In their search for business taxes, states are attempting to prove what is known as "nexus." This means declaring a specific business activity (such as having a sales office located within a state) subject to state taxes. Nexus can also be established if an out-of-state company maintains tangible personal property in that state. Owning or leasing a warehouse in the state or owning land also creates nexus. Once a state proves nexus, it can subject a company to income, sales and use, and other business taxes.
Following the example of many state governments, municipalities are also taking steps to prove nexus. As a result, more business activity is becoming subject to local sales taxes.
As a business owner, if you find your company has tax-collection liabilities in a large number of states and localities, it's a good idea to determine exactly what activity is causing that liability, says John Logan, senior state tax analyst with CCH Inc., a provider of tax and business law information in Riverwoods, Illinois. After consulting with your tax advisor, you may find it advantageous from a tax standpoint to move a part of your business into a state with a lower tax rate.
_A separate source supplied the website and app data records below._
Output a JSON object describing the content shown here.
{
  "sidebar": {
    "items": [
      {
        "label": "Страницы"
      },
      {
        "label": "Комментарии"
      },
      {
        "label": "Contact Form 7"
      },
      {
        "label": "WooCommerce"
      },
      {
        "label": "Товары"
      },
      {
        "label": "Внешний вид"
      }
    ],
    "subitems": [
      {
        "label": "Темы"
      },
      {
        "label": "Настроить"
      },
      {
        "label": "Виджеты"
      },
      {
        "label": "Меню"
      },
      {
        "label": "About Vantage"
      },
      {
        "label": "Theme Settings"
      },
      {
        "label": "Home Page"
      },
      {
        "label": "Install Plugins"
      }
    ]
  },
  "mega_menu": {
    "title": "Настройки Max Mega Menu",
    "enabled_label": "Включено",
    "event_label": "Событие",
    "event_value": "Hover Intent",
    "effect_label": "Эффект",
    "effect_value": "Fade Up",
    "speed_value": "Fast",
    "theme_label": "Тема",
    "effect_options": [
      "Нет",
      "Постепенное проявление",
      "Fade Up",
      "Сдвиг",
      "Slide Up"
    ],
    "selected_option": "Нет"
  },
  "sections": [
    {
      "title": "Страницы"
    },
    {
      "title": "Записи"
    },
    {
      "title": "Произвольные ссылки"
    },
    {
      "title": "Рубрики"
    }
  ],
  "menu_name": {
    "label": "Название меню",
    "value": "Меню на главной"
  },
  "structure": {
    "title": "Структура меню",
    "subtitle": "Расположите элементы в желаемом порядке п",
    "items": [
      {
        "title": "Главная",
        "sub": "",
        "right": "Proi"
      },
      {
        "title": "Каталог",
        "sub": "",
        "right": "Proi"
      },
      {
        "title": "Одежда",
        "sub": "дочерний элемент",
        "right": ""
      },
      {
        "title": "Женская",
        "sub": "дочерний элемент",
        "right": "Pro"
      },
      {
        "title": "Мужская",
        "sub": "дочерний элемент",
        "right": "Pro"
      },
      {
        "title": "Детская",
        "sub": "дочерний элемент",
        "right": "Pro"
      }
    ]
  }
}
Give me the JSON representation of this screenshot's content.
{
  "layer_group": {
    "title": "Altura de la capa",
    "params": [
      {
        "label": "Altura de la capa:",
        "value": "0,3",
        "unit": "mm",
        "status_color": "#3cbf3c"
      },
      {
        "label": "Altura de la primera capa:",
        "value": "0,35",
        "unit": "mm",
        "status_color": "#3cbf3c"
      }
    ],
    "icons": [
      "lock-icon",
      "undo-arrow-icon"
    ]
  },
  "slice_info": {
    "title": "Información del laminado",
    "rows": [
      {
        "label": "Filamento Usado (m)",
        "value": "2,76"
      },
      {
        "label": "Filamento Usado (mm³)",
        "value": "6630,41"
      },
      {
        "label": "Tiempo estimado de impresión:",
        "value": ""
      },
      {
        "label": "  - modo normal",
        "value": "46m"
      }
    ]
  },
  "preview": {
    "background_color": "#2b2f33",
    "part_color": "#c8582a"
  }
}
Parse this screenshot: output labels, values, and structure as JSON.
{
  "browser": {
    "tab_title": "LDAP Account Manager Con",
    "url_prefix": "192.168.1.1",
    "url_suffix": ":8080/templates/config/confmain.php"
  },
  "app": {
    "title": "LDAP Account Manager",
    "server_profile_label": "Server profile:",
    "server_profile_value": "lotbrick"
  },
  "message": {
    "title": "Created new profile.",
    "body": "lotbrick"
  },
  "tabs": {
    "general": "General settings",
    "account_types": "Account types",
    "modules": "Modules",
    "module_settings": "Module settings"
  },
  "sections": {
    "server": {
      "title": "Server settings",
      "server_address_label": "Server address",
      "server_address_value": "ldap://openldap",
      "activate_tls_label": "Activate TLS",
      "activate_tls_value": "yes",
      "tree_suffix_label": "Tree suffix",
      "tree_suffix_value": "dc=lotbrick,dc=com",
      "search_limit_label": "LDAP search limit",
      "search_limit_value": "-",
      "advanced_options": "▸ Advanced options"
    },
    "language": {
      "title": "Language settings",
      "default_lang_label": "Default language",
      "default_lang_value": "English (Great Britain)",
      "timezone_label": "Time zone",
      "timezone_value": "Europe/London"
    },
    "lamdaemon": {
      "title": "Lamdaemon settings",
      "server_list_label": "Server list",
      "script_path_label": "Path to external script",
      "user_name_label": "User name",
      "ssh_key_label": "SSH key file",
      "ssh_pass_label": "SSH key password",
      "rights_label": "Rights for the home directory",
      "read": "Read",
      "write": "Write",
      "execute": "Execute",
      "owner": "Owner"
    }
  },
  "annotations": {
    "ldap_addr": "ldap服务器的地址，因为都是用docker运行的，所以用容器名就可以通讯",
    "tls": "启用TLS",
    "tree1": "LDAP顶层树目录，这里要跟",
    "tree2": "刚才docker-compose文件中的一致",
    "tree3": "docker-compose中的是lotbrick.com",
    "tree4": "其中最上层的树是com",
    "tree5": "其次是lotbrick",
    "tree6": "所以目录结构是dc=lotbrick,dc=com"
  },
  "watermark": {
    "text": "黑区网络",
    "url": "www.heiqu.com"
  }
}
In determining where you have a taxable presence, be sure to take both income, and sales and use taxes into consideration. Remember that when it comes to assessing income taxes on your business, your company must have some property and payroll in the state.
This type of review will help you determine in which states you have tax filing requirements and exactly what steps you need to take to be in compliance. If for some reason you have neglected to comply with the tax laws in a particular state, it's a good idea for you to try to reach an agreement with the tax collector there, says Neff.
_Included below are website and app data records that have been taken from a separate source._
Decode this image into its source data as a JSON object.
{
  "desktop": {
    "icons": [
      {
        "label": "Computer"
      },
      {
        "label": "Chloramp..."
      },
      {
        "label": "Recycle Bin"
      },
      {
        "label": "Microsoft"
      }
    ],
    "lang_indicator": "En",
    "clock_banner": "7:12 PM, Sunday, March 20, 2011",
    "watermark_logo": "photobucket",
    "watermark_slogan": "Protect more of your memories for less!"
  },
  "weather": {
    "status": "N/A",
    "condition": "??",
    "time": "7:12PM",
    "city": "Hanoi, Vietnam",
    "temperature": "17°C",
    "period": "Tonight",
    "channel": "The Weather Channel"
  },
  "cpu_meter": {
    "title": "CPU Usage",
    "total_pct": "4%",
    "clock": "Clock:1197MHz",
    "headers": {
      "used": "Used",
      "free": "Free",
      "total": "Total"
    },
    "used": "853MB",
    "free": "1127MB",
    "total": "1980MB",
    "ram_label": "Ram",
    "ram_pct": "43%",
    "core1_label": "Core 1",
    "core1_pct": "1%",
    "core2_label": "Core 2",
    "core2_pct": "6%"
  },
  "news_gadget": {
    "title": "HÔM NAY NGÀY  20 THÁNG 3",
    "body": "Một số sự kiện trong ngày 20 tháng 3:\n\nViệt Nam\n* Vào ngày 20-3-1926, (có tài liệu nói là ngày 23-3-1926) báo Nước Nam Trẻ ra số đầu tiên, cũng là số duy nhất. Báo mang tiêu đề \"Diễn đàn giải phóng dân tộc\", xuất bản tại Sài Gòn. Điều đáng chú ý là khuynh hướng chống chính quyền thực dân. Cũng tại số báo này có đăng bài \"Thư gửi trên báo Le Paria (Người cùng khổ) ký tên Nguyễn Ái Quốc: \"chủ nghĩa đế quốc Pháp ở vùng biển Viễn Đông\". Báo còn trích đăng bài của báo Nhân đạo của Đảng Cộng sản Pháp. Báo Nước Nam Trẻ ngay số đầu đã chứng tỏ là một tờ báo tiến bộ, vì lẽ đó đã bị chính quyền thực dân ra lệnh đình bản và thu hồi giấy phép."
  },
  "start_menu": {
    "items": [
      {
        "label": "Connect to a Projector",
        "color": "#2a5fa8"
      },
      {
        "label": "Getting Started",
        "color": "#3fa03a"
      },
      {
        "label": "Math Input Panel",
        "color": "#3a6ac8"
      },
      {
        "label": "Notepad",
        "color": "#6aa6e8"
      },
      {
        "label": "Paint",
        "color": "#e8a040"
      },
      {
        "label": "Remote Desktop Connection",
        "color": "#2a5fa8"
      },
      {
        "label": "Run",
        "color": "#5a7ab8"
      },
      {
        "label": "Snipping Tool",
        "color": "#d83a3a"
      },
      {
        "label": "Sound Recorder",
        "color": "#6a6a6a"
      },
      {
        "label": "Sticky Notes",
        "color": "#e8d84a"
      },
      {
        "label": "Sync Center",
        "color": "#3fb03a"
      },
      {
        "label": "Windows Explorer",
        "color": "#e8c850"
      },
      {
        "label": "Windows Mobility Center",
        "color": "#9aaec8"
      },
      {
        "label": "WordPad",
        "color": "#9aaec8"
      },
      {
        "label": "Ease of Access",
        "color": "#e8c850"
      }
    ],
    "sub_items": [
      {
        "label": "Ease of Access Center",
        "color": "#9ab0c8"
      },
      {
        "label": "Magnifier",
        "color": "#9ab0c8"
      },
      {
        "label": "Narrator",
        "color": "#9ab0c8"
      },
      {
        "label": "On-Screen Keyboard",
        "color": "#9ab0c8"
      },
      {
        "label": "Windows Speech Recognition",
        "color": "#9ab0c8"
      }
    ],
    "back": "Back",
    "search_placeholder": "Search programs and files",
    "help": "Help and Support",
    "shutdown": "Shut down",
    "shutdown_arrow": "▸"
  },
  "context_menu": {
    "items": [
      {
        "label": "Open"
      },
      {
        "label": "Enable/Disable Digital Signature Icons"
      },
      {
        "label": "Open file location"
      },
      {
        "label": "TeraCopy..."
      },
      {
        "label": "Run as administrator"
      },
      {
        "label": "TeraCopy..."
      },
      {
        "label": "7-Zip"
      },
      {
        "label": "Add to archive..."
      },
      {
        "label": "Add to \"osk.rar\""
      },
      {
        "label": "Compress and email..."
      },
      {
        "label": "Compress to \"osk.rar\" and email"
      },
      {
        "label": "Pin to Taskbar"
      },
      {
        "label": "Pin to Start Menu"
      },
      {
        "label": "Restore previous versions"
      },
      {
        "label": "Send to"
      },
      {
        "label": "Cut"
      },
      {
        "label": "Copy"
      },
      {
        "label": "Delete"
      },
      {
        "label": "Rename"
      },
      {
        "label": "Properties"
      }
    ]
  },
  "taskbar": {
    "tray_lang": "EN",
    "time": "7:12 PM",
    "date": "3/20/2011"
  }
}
One option is to take advantage of state amnesty programs to settle your outstanding liability. Under such programs, explains Neff, "states may be willing to reduce a company's tax bill for prior years and in some cases waive interest or penalties or both."